_The task_: Go through the listing and repeat each entry exactly, but include no pictures.

─── Exercise inputs ───

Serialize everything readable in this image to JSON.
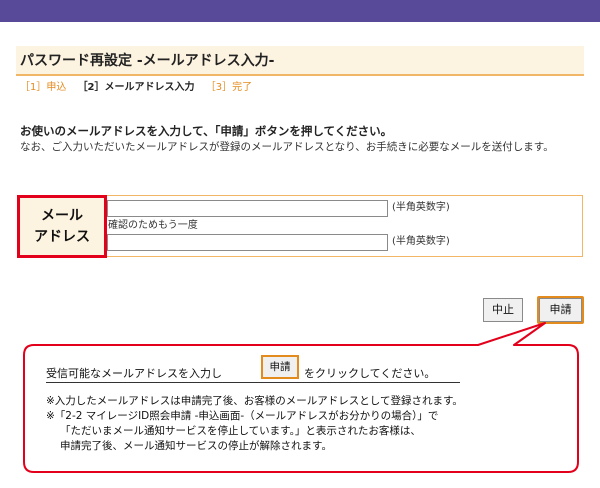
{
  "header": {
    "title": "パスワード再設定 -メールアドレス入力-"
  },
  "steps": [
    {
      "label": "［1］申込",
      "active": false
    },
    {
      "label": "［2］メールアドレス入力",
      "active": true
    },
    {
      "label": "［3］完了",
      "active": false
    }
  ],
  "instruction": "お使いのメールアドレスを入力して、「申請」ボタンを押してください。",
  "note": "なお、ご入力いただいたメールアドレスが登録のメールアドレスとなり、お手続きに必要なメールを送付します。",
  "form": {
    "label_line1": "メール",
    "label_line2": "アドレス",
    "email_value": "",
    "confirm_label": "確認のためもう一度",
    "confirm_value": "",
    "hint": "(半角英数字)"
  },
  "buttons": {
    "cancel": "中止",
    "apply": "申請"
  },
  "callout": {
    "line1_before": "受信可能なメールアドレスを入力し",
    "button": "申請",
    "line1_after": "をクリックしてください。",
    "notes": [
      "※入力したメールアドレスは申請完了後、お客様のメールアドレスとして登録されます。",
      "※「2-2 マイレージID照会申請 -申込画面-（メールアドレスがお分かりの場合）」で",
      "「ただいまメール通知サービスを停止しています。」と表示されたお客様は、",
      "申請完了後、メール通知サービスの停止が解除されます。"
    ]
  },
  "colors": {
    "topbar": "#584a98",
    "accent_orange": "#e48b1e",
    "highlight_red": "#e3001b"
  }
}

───

_Answer to this problem_:
Serialize everything readable in this image to JSON.
{
  "header": {
    "title": "パスワード再設定 -メールアドレス入力-"
  },
  "steps": [
    {
      "label": "［1］申込",
      "active": false
    },
    {
      "label": "［2］メールアドレス入力",
      "active": true
    },
    {
      "label": "［3］完了",
      "active": false
    }
  ],
  "instruction": "お使いのメールアドレスを入力して、「申請」ボタンを押してください。",
  "note": "なお、ご入力いただいたメールアドレスが登録のメールアドレスとなり、お手続きに必要なメールを送付します。",
  "form": {
    "label_line1": "メール",
    "label_line2": "アドレス",
    "email_value": "",
    "confirm_label": "確認のためもう一度",
    "confirm_value": "",
    "hint": "(半角英数字)"
  },
  "buttons": {
    "cancel": "中止",
    "apply": "申請"
  },
  "callout": {
    "line1_before": "受信可能なメールアドレスを入力し",
    "button": "申請",
    "line1_after": "をクリックしてください。",
    "notes": [
      "※入力したメールアドレスは申請完了後、お客様のメールアドレスとして登録されます。",
      "※「2-2 マイレージID照会申請 -申込画面-（メールアドレスがお分かりの場合）」で",
      "「ただいまメール通知サービスを停止しています。」と表示されたお客様は、",
      "申請完了後、メール通知サービスの停止が解除されます。"
    ]
  },
  "colors": {
    "topbar": "#584a98",
    "accent_orange": "#e48b1e",
    "highlight_red": "#e3001b"
  }
}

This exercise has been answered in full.